● **What you should do**: Scan the entries below and extract each line with the word "icon" in it.

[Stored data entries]

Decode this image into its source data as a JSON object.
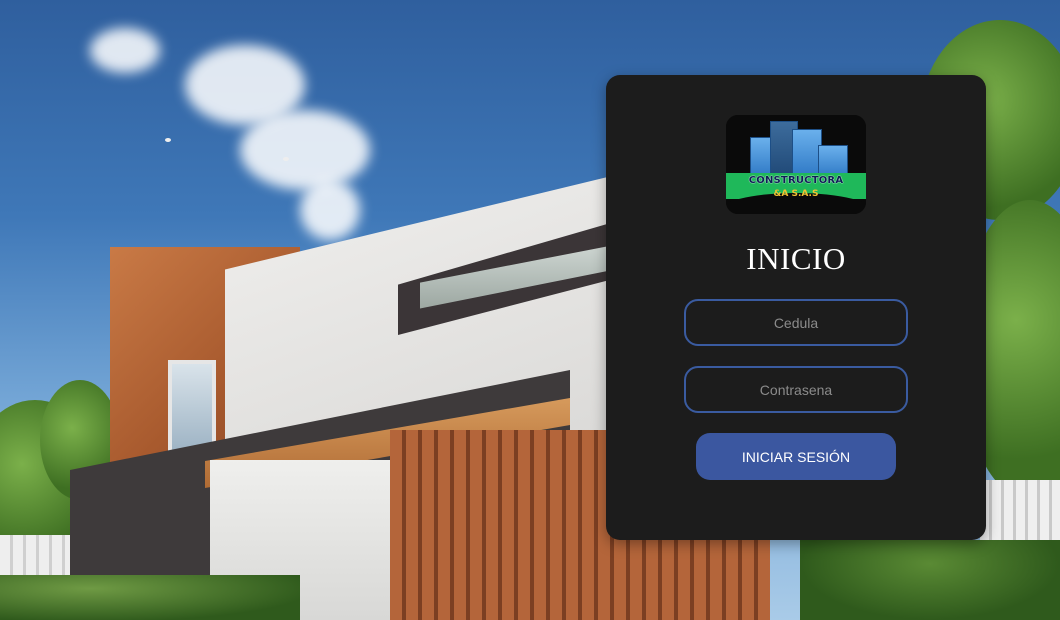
{
  "background": {
    "icon": "house-photo"
  },
  "login": {
    "logo": {
      "icon": "constructora-logo",
      "name": "CONSTRUCTORA",
      "suffix": "&A S.A.S"
    },
    "title": "INICIO",
    "cedula_placeholder": "Cedula",
    "password_placeholder": "Contrasena",
    "submit_label": "INICIAR SESIÓN"
  },
  "colors": {
    "card_background": "#1c1c1c",
    "field_border": "#3a5ba0",
    "button_background": "#3b57a0",
    "title_text": "#ffffff"
  }
}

● **Solution to the problem**:
    "icon": "house-photo"
      "icon": "constructora-logo",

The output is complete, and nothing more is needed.